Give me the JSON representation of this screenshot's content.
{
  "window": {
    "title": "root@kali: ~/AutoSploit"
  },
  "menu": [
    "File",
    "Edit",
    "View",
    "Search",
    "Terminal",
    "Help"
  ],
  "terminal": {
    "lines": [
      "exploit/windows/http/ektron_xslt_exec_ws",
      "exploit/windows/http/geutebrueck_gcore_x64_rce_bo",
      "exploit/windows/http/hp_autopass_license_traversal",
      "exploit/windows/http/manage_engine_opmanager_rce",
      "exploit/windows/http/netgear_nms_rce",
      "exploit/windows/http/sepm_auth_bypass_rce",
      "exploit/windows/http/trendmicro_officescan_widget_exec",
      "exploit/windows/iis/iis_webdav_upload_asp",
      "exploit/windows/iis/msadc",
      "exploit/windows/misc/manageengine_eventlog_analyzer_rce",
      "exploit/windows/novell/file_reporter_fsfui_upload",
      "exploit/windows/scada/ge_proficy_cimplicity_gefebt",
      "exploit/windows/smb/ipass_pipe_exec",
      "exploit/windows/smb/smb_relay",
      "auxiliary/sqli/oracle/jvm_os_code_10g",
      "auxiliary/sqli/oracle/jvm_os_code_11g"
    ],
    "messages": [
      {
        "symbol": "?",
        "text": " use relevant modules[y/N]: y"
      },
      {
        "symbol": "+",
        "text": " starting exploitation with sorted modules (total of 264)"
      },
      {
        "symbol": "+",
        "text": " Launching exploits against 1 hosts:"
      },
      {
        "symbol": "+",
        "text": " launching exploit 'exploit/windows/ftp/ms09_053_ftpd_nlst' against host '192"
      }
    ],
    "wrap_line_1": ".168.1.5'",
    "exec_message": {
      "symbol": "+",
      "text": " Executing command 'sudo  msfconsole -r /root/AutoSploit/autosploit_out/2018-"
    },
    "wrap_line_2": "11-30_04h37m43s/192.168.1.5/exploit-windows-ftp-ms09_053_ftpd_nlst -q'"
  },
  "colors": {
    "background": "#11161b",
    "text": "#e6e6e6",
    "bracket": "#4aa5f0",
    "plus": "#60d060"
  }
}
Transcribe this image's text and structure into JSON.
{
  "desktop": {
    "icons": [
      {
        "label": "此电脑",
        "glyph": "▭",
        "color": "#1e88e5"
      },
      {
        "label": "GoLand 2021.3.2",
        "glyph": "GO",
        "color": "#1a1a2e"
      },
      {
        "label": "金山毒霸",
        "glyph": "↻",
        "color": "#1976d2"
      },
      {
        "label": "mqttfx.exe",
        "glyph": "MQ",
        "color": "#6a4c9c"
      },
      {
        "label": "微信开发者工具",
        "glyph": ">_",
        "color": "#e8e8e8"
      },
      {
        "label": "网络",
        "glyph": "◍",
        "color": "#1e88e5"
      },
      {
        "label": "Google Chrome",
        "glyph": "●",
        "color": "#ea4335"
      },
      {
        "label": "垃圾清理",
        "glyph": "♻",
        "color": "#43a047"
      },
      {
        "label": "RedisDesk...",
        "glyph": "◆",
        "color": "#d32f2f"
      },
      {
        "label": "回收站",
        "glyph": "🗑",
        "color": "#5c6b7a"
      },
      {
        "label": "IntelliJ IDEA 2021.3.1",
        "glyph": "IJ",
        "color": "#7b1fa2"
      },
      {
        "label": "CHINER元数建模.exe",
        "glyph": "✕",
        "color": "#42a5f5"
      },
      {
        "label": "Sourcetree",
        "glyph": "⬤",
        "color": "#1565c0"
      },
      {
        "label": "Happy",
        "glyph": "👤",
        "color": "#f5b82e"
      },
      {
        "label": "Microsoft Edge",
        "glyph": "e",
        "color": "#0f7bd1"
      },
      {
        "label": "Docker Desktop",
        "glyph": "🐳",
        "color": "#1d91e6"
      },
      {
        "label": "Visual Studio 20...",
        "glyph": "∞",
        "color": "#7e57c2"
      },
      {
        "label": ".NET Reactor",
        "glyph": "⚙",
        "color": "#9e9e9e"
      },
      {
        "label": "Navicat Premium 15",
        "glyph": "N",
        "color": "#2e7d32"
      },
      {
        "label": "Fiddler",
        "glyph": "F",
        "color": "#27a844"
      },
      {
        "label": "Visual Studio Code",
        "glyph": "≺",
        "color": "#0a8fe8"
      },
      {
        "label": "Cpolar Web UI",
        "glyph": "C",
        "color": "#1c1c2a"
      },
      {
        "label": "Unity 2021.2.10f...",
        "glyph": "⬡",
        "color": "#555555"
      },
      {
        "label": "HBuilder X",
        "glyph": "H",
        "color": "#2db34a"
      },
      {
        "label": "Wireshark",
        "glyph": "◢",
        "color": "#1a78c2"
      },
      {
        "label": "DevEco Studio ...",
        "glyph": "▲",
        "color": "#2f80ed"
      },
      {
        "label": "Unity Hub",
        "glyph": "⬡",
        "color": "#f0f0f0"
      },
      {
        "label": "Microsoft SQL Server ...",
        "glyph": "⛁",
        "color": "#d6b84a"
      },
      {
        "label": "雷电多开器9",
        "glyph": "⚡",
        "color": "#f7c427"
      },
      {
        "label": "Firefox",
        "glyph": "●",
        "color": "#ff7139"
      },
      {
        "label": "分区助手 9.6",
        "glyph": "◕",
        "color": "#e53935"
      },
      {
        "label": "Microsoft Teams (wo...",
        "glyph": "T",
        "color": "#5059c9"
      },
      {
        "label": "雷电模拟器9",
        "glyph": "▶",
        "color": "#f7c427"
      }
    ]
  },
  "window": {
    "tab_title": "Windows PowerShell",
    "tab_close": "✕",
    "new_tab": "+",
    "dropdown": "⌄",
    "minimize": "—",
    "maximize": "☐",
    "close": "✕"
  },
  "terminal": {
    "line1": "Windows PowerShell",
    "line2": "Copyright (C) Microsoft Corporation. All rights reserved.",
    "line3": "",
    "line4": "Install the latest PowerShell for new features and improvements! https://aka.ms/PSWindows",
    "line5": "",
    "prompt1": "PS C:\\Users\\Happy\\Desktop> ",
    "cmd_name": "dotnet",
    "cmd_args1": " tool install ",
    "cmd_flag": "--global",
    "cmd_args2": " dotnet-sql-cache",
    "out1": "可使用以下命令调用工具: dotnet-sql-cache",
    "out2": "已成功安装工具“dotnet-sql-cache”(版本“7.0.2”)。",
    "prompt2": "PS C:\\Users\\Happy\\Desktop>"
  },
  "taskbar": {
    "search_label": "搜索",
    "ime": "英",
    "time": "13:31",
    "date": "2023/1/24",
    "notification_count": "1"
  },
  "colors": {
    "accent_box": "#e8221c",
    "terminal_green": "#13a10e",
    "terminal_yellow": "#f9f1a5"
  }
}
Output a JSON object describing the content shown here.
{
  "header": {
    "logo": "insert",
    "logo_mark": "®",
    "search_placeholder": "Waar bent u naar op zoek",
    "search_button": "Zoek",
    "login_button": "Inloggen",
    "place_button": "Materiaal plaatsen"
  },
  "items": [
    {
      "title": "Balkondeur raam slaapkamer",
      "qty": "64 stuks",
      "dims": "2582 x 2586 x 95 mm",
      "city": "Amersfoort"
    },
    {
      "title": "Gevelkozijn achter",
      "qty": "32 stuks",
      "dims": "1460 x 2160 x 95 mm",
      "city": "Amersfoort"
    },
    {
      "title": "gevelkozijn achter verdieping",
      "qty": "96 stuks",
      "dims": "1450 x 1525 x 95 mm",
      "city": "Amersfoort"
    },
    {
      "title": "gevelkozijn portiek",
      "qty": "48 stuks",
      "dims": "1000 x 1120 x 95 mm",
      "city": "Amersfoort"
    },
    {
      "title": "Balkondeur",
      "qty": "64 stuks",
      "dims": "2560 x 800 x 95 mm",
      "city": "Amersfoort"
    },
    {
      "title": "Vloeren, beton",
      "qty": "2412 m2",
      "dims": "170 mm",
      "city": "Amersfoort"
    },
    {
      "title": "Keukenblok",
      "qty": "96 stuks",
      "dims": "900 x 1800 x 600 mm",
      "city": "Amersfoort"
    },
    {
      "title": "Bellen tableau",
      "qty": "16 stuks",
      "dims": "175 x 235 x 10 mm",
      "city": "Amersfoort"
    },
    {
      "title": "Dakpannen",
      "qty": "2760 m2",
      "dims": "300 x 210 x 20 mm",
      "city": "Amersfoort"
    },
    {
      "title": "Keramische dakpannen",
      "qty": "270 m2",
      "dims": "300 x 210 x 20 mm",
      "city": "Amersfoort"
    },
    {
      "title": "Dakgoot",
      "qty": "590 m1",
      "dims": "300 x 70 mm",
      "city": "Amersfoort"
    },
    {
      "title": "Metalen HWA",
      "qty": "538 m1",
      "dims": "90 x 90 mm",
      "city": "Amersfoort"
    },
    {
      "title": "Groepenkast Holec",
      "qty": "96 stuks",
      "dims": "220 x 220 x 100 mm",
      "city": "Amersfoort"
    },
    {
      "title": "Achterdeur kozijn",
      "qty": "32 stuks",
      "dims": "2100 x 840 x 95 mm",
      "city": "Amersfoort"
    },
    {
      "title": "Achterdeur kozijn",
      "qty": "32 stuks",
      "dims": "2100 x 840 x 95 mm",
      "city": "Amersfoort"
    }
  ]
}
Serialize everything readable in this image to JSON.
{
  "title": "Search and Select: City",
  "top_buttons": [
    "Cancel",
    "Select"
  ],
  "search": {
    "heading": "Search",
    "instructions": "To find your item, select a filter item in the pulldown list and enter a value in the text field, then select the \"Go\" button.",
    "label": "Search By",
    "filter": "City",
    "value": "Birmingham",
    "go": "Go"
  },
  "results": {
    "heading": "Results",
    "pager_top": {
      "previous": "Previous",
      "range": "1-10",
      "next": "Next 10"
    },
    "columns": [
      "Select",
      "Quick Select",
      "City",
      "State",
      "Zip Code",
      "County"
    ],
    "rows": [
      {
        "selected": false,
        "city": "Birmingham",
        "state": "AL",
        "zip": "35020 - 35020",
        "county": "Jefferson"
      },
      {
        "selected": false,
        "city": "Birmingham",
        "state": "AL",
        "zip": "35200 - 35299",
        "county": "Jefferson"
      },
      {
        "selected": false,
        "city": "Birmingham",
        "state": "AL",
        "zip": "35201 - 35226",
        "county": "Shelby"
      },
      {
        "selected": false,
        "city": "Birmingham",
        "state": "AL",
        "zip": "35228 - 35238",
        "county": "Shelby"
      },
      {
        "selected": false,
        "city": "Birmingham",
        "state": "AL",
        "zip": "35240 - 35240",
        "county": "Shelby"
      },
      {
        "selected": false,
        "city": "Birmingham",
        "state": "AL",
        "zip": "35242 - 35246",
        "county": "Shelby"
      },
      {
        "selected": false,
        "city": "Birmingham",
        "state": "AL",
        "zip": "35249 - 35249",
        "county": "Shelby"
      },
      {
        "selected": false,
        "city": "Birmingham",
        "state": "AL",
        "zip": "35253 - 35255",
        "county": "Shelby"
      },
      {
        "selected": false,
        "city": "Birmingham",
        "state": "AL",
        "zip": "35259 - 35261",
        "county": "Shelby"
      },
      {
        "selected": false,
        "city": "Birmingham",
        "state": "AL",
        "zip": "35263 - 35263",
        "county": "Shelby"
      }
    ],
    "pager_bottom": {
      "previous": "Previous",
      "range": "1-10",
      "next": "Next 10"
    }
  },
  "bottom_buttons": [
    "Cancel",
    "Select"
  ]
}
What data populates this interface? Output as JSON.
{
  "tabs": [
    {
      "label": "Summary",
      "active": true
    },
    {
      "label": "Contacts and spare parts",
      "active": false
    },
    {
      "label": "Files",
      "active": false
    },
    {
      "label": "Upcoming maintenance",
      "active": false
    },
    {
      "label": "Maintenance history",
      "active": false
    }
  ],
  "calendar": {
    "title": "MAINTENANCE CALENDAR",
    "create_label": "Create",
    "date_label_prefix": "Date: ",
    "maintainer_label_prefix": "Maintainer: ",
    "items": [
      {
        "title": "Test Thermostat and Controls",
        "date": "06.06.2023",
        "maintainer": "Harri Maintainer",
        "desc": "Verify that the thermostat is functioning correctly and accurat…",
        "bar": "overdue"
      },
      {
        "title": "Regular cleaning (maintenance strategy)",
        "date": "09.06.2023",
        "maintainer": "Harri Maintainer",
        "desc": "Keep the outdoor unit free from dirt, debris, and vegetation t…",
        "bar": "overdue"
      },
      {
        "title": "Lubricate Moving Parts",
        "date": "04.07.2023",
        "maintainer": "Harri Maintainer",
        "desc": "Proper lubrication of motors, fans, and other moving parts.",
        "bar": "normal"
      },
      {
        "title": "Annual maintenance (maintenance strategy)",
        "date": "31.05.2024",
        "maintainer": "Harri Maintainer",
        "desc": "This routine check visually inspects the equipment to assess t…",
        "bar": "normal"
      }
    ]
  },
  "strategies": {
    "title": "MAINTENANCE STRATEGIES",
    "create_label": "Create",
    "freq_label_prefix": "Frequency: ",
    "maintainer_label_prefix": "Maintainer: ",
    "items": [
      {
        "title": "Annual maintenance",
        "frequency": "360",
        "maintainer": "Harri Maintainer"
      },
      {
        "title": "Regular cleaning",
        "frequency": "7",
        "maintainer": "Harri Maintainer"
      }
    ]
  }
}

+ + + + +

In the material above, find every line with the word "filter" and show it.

    "instructions": "To find your item, select a filter item in the pulldown list and enter a value in the text field, then select the \"Go\" button.",
    "filter": "City",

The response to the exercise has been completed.